Steve: Did the success of the music in Peaky Blinders surprise you or did you always think that would work because the music now I think is accepted as being almost an integral part of the progamme and there’s a whole new level of expectation almost […]
Cillian: I have to be honest I thought it was a terrible idea when someone told me first that it would be contemporary music against a period story. I didn’t think it would work but then something happened where it just clicked and we always – you know the pople that made the show – we always talked about whether a tune is ‘Peaky’ or ‘not Peaky’. You just seemed to know whether it is and it’s really hard to define what that is but I think it seems to be an outlaw quality to the music […] so that’s always been the sort of artists that have worked on the sound track and the sort of artists that are attracted to it as well.
Steve: I just can’t wait this a new quiz on the programme ‘Peaky not Peaky’ […] If you had to name your absolute favourite artist, you mentioned Radiohead, but over the years I think people would be interested to know just down the years two or three artists who have had a real effect on you, that have touched you in some way.
Cillian: My dad introduced me to The Beatles when I started having memories really, so its four or five and those albums have stayed with me all the way and I think I would have to say The Beatles would be number one. Van Morrison would be a big artist as well and Stevie Wonder. Those certainly were the big ones growing up […].
Steve: Do you have records that you reach for in different moods, so, say you just wanted to listen to a record for pleasure do you have a “right I’ve got an hour, I’m going to put this on” or a record you could find solace in […]
Cillian: Yeah […] I have sort of active listening where I put on a piece of music and I actively listen to it, I sit down and I concentrate on it, or then I have the sort of background more passive experience where I’ll put on music because I’m doing something and it helps the activity. So there’s different records. I listen to a lot of instrumental, kind of ambient, a lot of piano music – that stuff would be for the more background music and then I’ll go straight for the heartstrings I guess if there’s something I want to feel emotional about.
Steve: I can’t let you go without asking – what is the most deliberately sad record that you would play in your collection of “I’m going to make someone cry, even if it’s me”
Cillian: […] Jeff Buckley’s Live at Sin-é – there’s a couple of tracks in there.

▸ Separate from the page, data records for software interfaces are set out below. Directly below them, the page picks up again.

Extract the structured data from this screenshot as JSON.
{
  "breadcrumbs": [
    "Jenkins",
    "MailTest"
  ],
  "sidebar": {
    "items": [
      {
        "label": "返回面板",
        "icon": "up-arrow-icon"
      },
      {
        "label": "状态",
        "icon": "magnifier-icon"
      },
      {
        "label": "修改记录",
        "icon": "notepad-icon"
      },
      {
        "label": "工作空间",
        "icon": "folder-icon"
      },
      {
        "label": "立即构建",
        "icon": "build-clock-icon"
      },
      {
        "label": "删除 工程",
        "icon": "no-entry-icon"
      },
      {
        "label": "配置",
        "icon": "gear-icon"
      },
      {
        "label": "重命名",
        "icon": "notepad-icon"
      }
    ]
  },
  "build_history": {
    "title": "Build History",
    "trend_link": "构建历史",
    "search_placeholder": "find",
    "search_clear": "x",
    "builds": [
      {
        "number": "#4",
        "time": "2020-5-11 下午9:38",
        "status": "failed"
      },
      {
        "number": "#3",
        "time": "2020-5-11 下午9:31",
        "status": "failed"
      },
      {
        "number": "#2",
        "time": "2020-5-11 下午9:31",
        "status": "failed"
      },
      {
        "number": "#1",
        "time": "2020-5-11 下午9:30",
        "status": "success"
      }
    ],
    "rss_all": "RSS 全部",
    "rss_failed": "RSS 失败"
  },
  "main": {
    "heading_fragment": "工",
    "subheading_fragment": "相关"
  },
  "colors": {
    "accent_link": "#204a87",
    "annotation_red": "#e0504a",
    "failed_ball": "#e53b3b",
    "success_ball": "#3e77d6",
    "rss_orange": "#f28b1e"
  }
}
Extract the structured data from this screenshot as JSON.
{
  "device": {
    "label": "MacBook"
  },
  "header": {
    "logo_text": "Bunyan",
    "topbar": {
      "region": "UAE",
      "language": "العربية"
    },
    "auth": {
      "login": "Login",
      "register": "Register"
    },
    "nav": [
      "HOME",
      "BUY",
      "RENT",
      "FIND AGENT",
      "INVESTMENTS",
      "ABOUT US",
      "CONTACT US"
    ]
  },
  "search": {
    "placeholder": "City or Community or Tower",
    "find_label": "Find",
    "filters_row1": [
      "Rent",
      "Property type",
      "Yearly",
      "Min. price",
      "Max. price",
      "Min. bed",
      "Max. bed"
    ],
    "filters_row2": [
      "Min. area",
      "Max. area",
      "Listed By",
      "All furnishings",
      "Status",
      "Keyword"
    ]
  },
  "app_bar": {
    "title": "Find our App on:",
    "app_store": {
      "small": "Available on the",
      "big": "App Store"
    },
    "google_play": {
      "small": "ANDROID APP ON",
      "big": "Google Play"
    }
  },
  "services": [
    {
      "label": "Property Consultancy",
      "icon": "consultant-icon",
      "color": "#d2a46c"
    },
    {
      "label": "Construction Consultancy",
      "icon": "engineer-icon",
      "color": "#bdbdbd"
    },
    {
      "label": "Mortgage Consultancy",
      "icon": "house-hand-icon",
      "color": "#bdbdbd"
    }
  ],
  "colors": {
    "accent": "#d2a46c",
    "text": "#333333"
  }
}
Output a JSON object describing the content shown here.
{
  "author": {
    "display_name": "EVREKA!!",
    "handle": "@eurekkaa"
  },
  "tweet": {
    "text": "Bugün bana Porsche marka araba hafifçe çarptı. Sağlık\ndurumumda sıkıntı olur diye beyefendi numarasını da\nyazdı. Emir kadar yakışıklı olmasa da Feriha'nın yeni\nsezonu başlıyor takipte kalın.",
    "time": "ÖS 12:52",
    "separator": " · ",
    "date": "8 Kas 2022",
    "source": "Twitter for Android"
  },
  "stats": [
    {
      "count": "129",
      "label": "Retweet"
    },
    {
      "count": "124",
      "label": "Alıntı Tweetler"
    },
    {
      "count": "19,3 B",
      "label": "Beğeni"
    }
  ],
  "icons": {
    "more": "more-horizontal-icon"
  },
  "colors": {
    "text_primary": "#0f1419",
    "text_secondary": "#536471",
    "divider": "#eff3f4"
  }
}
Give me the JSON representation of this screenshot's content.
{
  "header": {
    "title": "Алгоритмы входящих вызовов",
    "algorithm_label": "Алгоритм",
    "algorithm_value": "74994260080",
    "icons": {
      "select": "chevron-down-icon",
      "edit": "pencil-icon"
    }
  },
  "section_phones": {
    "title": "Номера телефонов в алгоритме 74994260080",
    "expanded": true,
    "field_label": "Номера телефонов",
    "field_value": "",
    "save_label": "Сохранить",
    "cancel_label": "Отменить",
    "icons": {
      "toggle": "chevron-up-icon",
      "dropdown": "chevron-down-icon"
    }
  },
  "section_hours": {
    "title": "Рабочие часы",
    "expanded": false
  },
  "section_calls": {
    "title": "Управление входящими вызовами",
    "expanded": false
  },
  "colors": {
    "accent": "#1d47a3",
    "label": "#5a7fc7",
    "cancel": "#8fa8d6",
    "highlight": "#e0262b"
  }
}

He does a couple of Dylan covers and they would just sometimes absolutely break my heart. Put them on late at night – close your eyes. Nina Simone does it for me. Probably any Nina Simone record would do it. There’s the two off the top of my head.